_WHAT IS BEING ASKED_: Copy every line below precisely as it appears.
── AVAILABLE RECORDS
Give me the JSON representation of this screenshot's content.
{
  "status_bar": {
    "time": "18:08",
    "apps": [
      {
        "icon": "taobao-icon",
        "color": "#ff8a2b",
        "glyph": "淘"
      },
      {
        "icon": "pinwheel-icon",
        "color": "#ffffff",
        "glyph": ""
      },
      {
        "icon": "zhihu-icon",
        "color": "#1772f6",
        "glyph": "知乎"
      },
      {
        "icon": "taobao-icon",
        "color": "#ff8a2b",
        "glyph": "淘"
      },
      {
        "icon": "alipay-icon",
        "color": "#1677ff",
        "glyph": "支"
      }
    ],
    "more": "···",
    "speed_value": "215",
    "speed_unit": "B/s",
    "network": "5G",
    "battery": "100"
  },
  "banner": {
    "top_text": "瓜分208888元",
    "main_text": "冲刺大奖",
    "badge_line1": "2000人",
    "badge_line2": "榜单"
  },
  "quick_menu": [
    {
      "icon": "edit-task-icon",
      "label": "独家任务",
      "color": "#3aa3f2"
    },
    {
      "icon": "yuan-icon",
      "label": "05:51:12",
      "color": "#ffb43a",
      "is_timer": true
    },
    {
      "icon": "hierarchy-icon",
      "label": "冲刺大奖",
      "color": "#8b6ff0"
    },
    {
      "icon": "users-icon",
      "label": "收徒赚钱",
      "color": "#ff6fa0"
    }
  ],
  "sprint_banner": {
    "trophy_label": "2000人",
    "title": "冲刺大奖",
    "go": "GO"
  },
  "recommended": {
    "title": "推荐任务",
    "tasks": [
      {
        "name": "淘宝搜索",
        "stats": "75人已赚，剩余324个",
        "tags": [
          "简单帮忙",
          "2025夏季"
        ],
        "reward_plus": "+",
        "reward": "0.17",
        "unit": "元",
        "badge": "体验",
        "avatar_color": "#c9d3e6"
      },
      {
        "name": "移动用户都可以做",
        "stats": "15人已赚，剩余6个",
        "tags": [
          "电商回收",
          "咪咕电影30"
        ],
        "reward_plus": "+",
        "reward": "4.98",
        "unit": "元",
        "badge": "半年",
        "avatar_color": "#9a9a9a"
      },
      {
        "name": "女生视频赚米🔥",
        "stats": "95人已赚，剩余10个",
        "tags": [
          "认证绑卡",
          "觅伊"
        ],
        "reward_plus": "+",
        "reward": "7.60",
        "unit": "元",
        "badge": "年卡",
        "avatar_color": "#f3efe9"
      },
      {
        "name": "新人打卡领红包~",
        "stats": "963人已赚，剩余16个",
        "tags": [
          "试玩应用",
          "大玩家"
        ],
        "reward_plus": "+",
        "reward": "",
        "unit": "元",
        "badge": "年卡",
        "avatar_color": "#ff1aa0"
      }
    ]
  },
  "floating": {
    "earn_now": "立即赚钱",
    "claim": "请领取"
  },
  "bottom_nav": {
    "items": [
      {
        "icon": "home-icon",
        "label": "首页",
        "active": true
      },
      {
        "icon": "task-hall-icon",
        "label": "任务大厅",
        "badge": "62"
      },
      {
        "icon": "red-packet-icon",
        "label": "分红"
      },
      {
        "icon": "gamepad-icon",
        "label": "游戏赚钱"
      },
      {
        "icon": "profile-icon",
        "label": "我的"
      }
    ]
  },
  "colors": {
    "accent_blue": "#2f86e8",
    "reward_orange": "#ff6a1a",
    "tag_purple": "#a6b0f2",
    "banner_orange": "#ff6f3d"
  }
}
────
_RESPONSE TO THE EXERCISE_:
Give me the JSON representation of this screenshot's content.
{
  "status_bar": {
    "time": "18:08",
    "apps": [
      {
        "icon": "taobao-icon",
        "color": "#ff8a2b",
        "glyph": "淘"
      },
      {
        "icon": "pinwheel-icon",
        "color": "#ffffff",
        "glyph": ""
      },
      {
        "icon": "zhihu-icon",
        "color": "#1772f6",
        "glyph": "知乎"
      },
      {
        "icon": "taobao-icon",
        "color": "#ff8a2b",
        "glyph": "淘"
      },
      {
        "icon": "alipay-icon",
        "color": "#1677ff",
        "glyph": "支"
      }
    ],
    "more": "···",
    "speed_value": "215",
    "speed_unit": "B/s",
    "network": "5G",
    "battery": "100"
  },
  "banner": {
    "top_text": "瓜分208888元",
    "main_text": "冲刺大奖",
    "badge_line1": "2000人",
    "badge_line2": "榜单"
  },
  "quick_menu": [
    {
      "icon": "edit-task-icon",
      "label": "独家任务",
      "color": "#3aa3f2"
    },
    {
      "icon": "yuan-icon",
      "label": "05:51:12",
      "color": "#ffb43a",
      "is_timer": true
    },
    {
      "icon": "hierarchy-icon",
      "label": "冲刺大奖",
      "color": "#8b6ff0"
    },
    {
      "icon": "users-icon",
      "label": "收徒赚钱",
      "color": "#ff6fa0"
    }
  ],
  "sprint_banner": {
    "trophy_label": "2000人",
    "title": "冲刺大奖",
    "go": "GO"
  },
  "recommended": {
    "title": "推荐任务",
    "tasks": [
      {
        "name": "淘宝搜索",
        "stats": "75人已赚，剩余324个",
        "tags": [
          "简单帮忙",
          "2025夏季"
        ],
        "reward_plus": "+",
        "reward": "0.17",
        "unit": "元",
        "badge": "体验",
        "avatar_color": "#c9d3e6"
      },
      {
        "name": "移动用户都可以做",
        "stats": "15人已赚，剩余6个",
        "tags": [
          "电商回收",
          "咪咕电影30"
        ],
        "reward_plus": "+",
        "reward": "4.98",
        "unit": "元",
        "badge": "半年",
        "avatar_color": "#9a9a9a"
      },
      {
        "name": "女生视频赚米🔥",
        "stats": "95人已赚，剩余10个",
        "tags": [
          "认证绑卡",
          "觅伊"
        ],
        "reward_plus": "+",
        "reward": "7.60",
        "unit": "元",
        "badge": "年卡",
        "avatar_color": "#f3efe9"
      },
      {
        "name": "新人打卡领红包~",
        "stats": "963人已赚，剩余16个",
        "tags": [
          "试玩应用",
          "大玩家"
        ],
        "reward_plus": "+",
        "reward": "",
        "unit": "元",
        "badge": "年卡",
        "avatar_color": "#ff1aa0"
      }
    ]
  },
  "floating": {
    "earn_now": "立即赚钱",
    "claim": "请领取"
  },
  "bottom_nav": {
    "items": [
      {
        "icon": "home-icon",
        "label": "首页",
        "active": true
      },
      {
        "icon": "task-hall-icon",
        "label": "任务大厅",
        "badge": "62"
      },
      {
        "icon": "red-packet-icon",
        "label": "分红"
      },
      {
        "icon": "gamepad-icon",
        "label": "游戏赚钱"
      },
      {
        "icon": "profile-icon",
        "label": "我的"
      }
    ]
  },
  "colors": {
    "accent_blue": "#2f86e8",
    "reward_orange": "#ff6a1a",
    "tag_purple": "#a6b0f2",
    "banner_orange": "#ff6f3d"
  }
}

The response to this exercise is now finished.